It was words. The Deliverers were speaking, the message simple and succinct.

WE HAVE WAITED. CONDITIONS PERFECT. WE GIVE THANKS. IT IS TIME.

WE HAVE WAITED. WE GIVE THANKS. IT IS TIME.

WE HAVE WAITED. IT IS TIME.

WE HAVE WAITED…

More messages came from the colony ship over the following weeks, each delivered in the same manner. YOU MUST CHOOSE. Words of warning, advice. PLANET DYING. FOR US. PERFECT. WE GIVE THANKS. MAN. MOVE ON. Their message was easily deciphered. They were going to move mankind to other planets, recolonise us throughout the galaxy. Mankind was to start again. Our choice was to accept their offer or remain on a planet that would soon be unable to support us.

Their intent was to deliver us from evil.

The effect of these messages was strange. We had drained our resources so much that the majority of the population saw the Deliverers’ messages as salvation rather than damnation. The majority flocked to the ships willingly, seeking to survive, no matter where they ended up. There was a finite number of places. Riots and violence erupted amongst the population, everyone anxious to escape the inevitable. To ensure peace, a lottery was devised to choose those that would leave on the Deliverers’ ships. However, many chose to stay behind, to take their chances as the environment collapsed, to ignore the Deliverers’ words.

To many they were our saviours. I am not sure. Mankind’s decision was a leap of faith in the face of desperation. Not once did we ever actually see them.

I am one of the lucky ones. As Earth’s population filled the Deliverers’ ships like lambs shepherded into pens, another secret message was sent to the Global Consortium, asking for a lottery of names, the thousand most important and gifted people on Earth. Even though I personally would not have included myself in this number, once again my luck and kudos enabled me safe passage onto this special trip.When we asked why we had been chosen, the reply was simple: REWARD. PASSAGE. GOING HOME.

You see, the timing of the Deliverers’ arrival was not coincidence. It was perfectly timed. It’s funny to think now that we were looking for Terra Two. Earth wasn’t even our hundredth home. Possibly not even our thousandth. We have been crossing the universe since its birth, a tool for the Deliverers, terraforming new worlds for them to later colonise, to make their own. Earth’s time had come. We had wrecked it for our own needs but for the Deliverers it was perfect, a new home for them to rest on before moving onto the next. Mankind was to be shifted on, one ship per planet to start the process again, an exponential cycle. For so long we had believed in the theory of evolution as being a natural progression. How wrong we are. It is orchestrated, manufactured. The evolution of man is the terraforming of a new world for our intergalactic masters. Ours is a symbiotic relationship.
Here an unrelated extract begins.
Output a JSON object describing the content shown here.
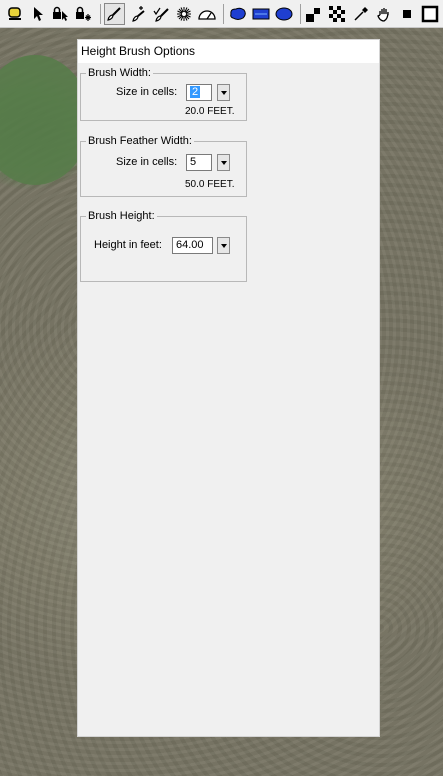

They have promised us passage, the lucky few, to our original home, where they found us and where our ancestors still reside. Presently we await aboard the colony ship, observing our Earth one final time. Soon we will be asleep for the long journey to a place we can not even comprehend. This is a record of the real truth. Who knows what we will find when we finally get home.

 

 

Rob O'Connor

Rob O’Connor is a Literature Studies PhD researcher at York St John University, focusing on the depiction of theoretical, social and urban landscapes in the work of China Miéville. Rob’s research interests include genre theories, contemporary literature and creative writing. He is also Director of the York Literature Festival and teaches literature and creative writing as a visiting lecturer at York St John University and in the Lifelong Learning sector.